§ **Exercise description**
Among the entries that follow, find the lines containing the string "demande" and copy them.

*-*-*

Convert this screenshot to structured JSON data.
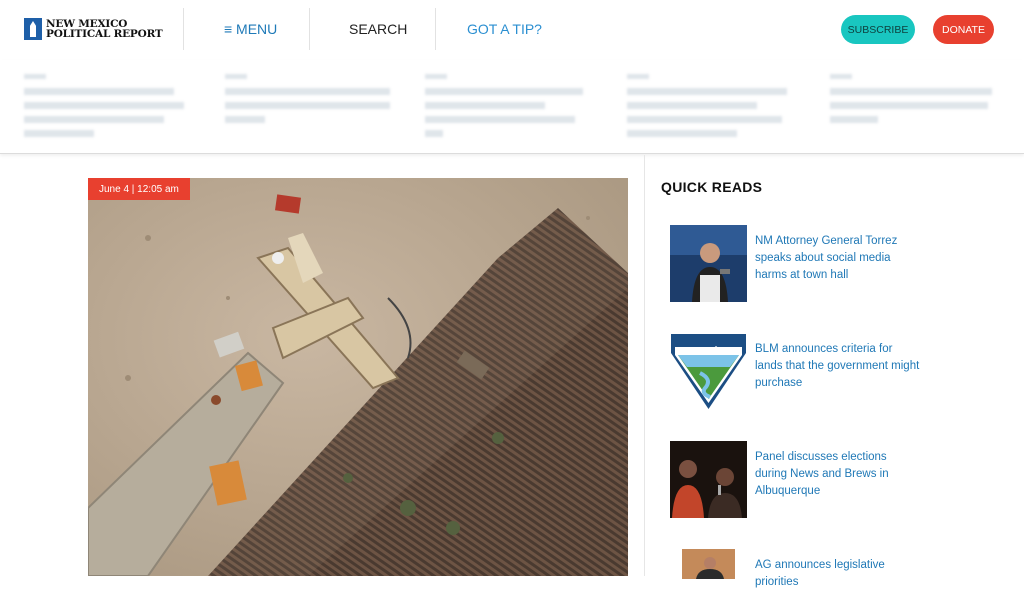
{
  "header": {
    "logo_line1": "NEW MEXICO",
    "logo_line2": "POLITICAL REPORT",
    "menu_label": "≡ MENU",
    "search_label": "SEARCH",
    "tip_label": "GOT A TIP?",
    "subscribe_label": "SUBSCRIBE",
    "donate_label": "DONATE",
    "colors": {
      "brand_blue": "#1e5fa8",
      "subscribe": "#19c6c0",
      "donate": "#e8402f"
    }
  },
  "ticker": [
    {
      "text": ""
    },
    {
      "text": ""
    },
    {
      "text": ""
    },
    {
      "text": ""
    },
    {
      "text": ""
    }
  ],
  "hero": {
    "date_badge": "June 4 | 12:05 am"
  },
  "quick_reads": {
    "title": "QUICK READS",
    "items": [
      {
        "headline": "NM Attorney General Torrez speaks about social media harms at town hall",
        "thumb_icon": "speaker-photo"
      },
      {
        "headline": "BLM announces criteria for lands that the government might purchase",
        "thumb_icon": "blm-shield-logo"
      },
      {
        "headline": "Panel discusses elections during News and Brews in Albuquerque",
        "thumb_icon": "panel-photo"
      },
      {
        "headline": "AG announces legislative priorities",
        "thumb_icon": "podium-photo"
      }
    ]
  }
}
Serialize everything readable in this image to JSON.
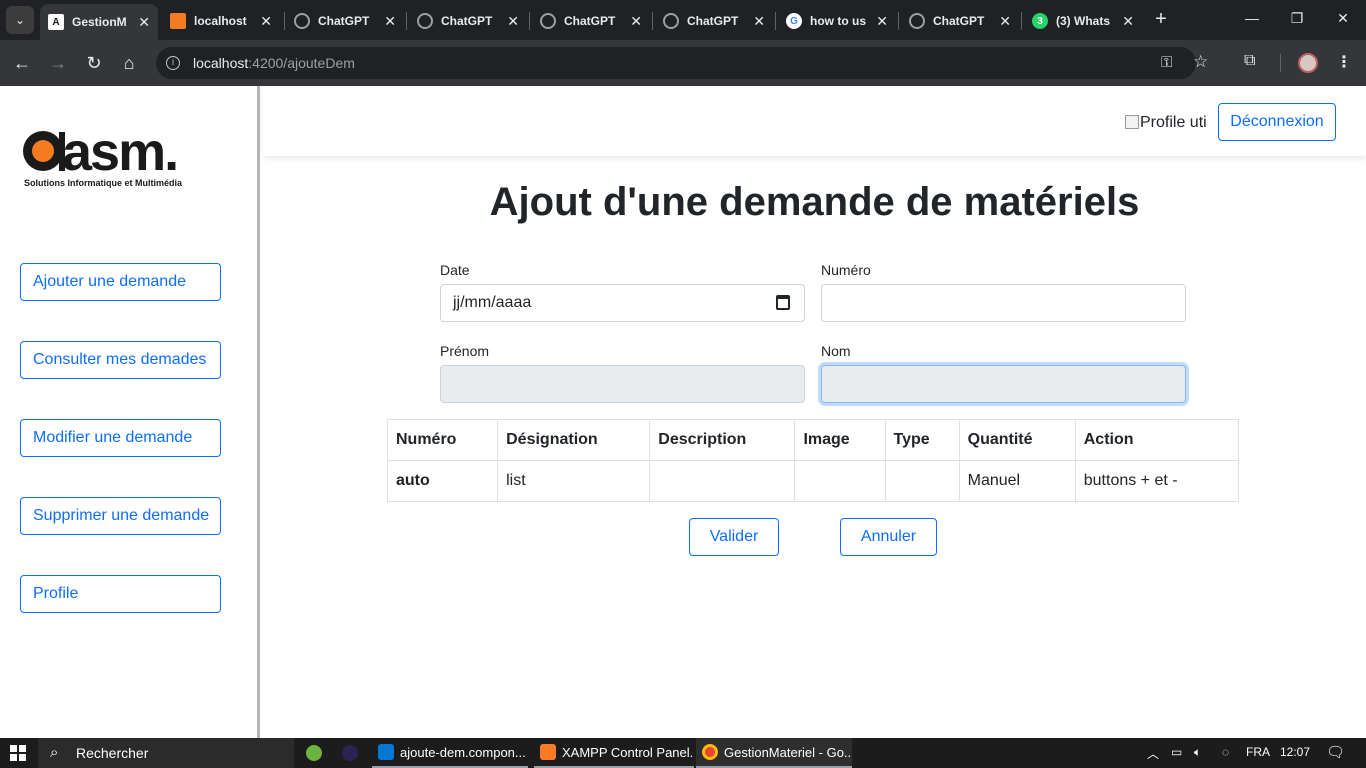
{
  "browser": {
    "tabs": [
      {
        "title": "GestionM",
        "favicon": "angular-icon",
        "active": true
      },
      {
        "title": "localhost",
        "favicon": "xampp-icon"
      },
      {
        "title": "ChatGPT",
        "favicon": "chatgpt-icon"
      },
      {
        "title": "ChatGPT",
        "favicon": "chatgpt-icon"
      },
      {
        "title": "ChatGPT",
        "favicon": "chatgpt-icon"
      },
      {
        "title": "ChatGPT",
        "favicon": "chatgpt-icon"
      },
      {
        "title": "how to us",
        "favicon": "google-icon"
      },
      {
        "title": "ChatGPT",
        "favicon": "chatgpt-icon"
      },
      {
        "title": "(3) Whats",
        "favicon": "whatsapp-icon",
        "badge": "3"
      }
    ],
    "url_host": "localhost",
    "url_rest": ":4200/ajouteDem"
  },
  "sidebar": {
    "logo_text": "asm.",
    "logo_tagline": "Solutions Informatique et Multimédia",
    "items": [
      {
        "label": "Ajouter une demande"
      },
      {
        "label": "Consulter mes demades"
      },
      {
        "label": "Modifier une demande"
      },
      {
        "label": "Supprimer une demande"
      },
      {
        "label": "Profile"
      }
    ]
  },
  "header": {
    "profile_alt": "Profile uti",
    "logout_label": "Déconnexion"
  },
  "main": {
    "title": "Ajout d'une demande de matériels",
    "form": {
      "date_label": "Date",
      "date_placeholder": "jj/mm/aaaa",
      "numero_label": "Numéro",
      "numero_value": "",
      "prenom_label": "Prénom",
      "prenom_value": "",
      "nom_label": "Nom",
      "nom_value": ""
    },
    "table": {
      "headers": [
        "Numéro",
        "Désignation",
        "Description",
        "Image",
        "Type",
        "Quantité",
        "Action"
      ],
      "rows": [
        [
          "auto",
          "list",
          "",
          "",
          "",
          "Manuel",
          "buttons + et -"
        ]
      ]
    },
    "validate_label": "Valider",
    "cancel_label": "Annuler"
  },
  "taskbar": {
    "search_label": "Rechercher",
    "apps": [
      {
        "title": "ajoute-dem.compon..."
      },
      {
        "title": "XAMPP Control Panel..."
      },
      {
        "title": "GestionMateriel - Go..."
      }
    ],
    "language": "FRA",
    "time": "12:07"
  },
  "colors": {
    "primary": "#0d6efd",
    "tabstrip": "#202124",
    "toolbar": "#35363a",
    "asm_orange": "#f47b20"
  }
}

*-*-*

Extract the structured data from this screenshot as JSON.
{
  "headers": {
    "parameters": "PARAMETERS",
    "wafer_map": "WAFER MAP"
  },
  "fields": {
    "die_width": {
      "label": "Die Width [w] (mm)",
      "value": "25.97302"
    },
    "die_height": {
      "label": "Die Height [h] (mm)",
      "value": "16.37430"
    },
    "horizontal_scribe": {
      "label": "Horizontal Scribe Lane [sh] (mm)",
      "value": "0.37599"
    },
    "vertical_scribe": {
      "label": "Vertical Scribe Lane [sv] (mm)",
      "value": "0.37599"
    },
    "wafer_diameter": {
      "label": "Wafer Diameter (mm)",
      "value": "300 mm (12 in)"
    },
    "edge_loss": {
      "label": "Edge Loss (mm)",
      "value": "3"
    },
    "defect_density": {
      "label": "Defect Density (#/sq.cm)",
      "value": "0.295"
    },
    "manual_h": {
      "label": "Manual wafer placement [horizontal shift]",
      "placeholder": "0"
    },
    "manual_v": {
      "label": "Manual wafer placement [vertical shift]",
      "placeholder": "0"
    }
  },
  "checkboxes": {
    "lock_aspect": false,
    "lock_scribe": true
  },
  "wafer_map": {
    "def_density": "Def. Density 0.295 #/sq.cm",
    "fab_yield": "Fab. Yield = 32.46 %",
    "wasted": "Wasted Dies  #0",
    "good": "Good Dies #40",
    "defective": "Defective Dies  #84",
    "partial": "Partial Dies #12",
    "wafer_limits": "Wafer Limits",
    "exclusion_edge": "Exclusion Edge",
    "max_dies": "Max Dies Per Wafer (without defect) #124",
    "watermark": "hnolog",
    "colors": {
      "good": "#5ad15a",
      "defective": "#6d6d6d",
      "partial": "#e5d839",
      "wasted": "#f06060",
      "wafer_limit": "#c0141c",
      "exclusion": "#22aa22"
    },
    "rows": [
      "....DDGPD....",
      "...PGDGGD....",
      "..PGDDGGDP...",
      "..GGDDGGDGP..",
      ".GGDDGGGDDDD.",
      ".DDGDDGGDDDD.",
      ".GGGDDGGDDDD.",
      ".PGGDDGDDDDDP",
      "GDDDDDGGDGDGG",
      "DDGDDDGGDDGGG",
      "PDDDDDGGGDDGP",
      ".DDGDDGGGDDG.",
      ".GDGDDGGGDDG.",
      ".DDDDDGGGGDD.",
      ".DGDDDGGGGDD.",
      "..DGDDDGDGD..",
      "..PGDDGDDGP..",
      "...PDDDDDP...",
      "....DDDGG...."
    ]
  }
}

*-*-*

§ **Response area**
        "label": "Ajouter une demande"
        "label": "Modifier une demande"
        "label": "Supprimer une demande"
    "title": "Ajout d'une demande de matériels",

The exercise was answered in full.